Mercury can also enter the body through the lungs, which might be why seven of the 13 reproductive-age women tested in Tampa, Florida, near the four coal-fired generators of the Crystal River energy complex, had elevated mercury levels. It also finds its way into our waterways and bloodstreams from dental work: Despite a growing minority of dentists who scorn the toxic metal, cheap, fast fillings still require 34 tons of mercury a year. But it’s fish consumption that accounts for the regional differences. One woman in New York learned she had mercury levels over 30 times the safe limit. “She ate a ton of tunafish,” says Harrell.
“At that level, you start to feel it,” says Harrell. “Some of the symptoms are listlessness, difficulty concentrating and nausea.” But in a woman’s body, it takes a much smaller concentration — think of a credit card dropped on a football field — to cause everything from depressed IQ scores to autism in her child. In the infamous town of Minamata, Japan, where a plastics factory once dumped large amounts of mercury into the sea for more than three decades ending in the late 1960s, a disproportionate number of women gave birth to babies with cerebral palsy, even though the women showed no signs of poisoning at all.

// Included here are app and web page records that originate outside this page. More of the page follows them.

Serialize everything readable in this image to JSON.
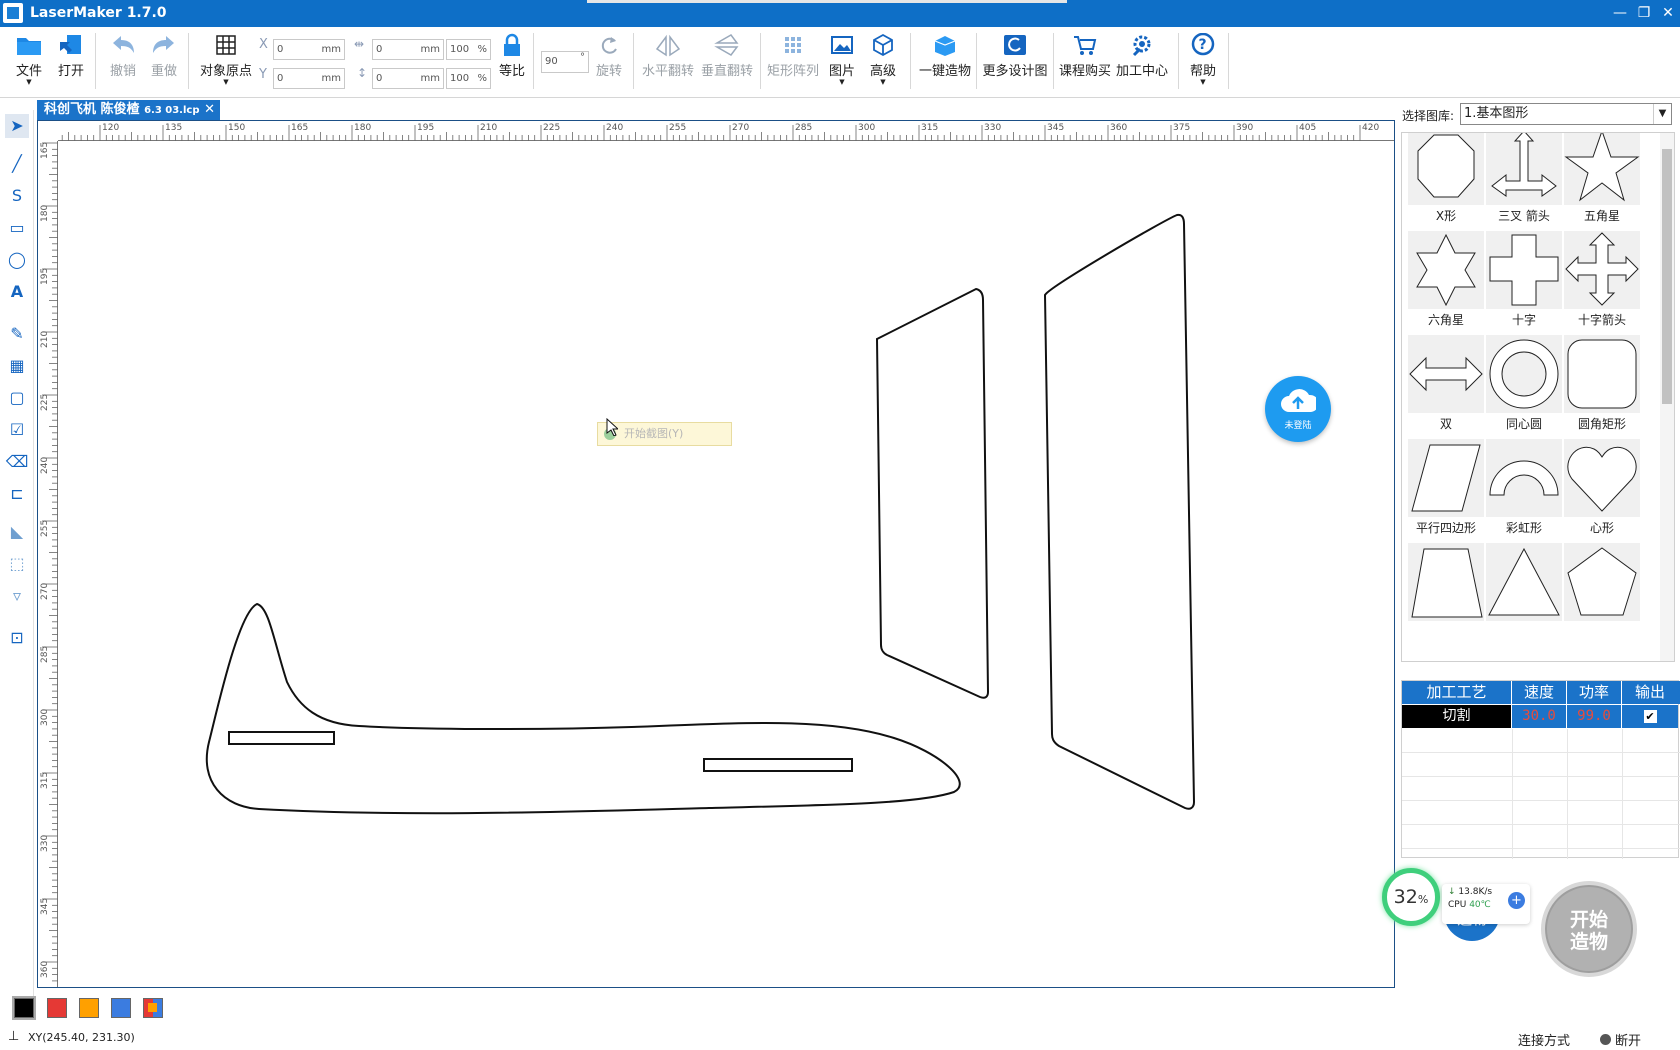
{
  "window": {
    "title": "LaserMaker 1.7.0"
  },
  "toolbar": {
    "file": "文件",
    "open": "打开",
    "undo": "撤销",
    "redo": "重做",
    "origin": "对象原点",
    "ratio": "等比",
    "rotate": "旋转",
    "hflip": "水平翻转",
    "vflip": "垂直翻转",
    "array": "矩形阵列",
    "image": "图片",
    "advanced": "高级",
    "oneclick": "一键造物",
    "more_designs": "更多设计图",
    "course_buy": "课程购买",
    "process_center": "加工中心",
    "help": "帮助",
    "x_value": "0",
    "y_value": "0",
    "w_value": "0",
    "h_value": "0",
    "w_pct": "100",
    "h_pct": "100",
    "unit": "mm",
    "pct": "%",
    "angle": "90",
    "deg": "°",
    "x_label": "X",
    "y_label": "Y"
  },
  "tab": {
    "name": "科创飞机 陈俊楂",
    "suffix": "6.3 03.lcp",
    "close": "✕"
  },
  "ruler": {
    "h_ticks": [
      "120",
      "135",
      "150",
      "165",
      "180",
      "195",
      "210",
      "225",
      "240",
      "255",
      "270",
      "285",
      "300",
      "315",
      "330",
      "345",
      "360",
      "375",
      "390",
      "405",
      "420"
    ],
    "v_ticks": [
      "165",
      "180",
      "195",
      "210",
      "225",
      "240",
      "255",
      "270",
      "285",
      "300",
      "315",
      "330",
      "345",
      "360"
    ]
  },
  "cloud": {
    "label": "未登陆"
  },
  "snip": {
    "text": "开始截图(Y)"
  },
  "library": {
    "label": "选择图库:",
    "selected": "1.基本图形"
  },
  "shapes": [
    {
      "name": "X形",
      "icon": "octagon-x-shape-icon"
    },
    {
      "name": "三叉 箭头",
      "icon": "three-way-arrow-icon"
    },
    {
      "name": "五角星",
      "icon": "five-star-icon"
    },
    {
      "name": "六角星",
      "icon": "six-star-icon"
    },
    {
      "name": "十字",
      "icon": "cross-icon"
    },
    {
      "name": "十字箭头",
      "icon": "cross-arrow-icon"
    },
    {
      "name": "双",
      "icon": "double-arrow-icon"
    },
    {
      "name": "同心圆",
      "icon": "concentric-circle-icon"
    },
    {
      "name": "圆角矩形",
      "icon": "rounded-rect-icon"
    },
    {
      "name": "平行四边形",
      "icon": "parallelogram-icon"
    },
    {
      "name": "彩虹形",
      "icon": "rainbow-icon"
    },
    {
      "name": "心形",
      "icon": "heart-icon"
    },
    {
      "name": "",
      "icon": "trapezoid-icon"
    },
    {
      "name": "",
      "icon": "triangle-icon"
    },
    {
      "name": "",
      "icon": "pentagon-icon"
    }
  ],
  "process": {
    "headers": [
      "加工工艺",
      "速度",
      "功率",
      "输出"
    ],
    "row": {
      "mode": "切割",
      "speed": "30.0",
      "power": "99.0",
      "output": "✔"
    }
  },
  "monitor": {
    "percent": "32",
    "pct_sign": "%",
    "net": "13.8K/s",
    "cpu_label": "CPU",
    "cpu_temp": "40℃",
    "hidden_btn": "造物"
  },
  "start": {
    "line1": "开始",
    "line2": "造物"
  },
  "palette": [
    "#000000",
    "#e53935",
    "#ffa000",
    "#3b7ce0",
    "multi"
  ],
  "status": {
    "coord": "XY(245.40, 231.30)",
    "conn": "连接方式",
    "state": "断开"
  }
}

THE U.S. ENVIRONMENTAL PROTECTION AGENCY has been so loath to establish strict mercury-emissions standards that it has put off enacting any mercury rule until 2010, and even by 2018 only proposes cutting domestic mercury emissions by 70 percent. When the rule came out last year, EPA Inspector General Nikki Tinsley declared it “compromised,” meaning industry had a hand in crafting it, and claimed the EPA had failed to consider the effect on children’s health. (Tinsley resigned last month — just a year after she criticized the mercury rule.) Now the EPA is telling the public that domestic sources aren’t really the problem, anyway. EPA administrator Stephen Johnson often says that 80 percent of the fish consumed in the U.S. comes from foreign waters, and that U.S. utilities contribute only 48 tons of mercury per year to an overall global load of some 5,000 tons a year. Blame Asia, they say: China draws three-fourths of its power from coal-fired plants.
The blame game ignores the power of the U.S. to reduce global pollution, says Michael Bender of the Mercury Policy Project, a nonprofit based in Montpelier, Vermont, devoted to promoting policies that reduce mercury in the environment. “The U.S. is the bully on the block,” he says. “If the U.S. adopts more stringent standards, you’ll see banks making investments in better emissions-control technology. And as the technology advances, it becomes more cost-effective. Business becomes more competitive, so you have competition among vendors. That would be instrumental in paving the way for the international community to adopt better emissions-control technology.”
Instead of leading the charge, as it did under Reagan when the Montreal Protocol banned ozone-destroying chlorofluorocarbons in 1987, the United States has behaved just as it has on Kyoto, twice blocking the European Union’s efforts to draw up a binding international treaty to curb mercury emissions. When the biannual meeting of the United Nations Environmental Program convenes again next year in Nairobi, Kenya, the U.S. “will certainly block the same treaty again,” says Bender. “Their stance hasn’t changed on the issue.”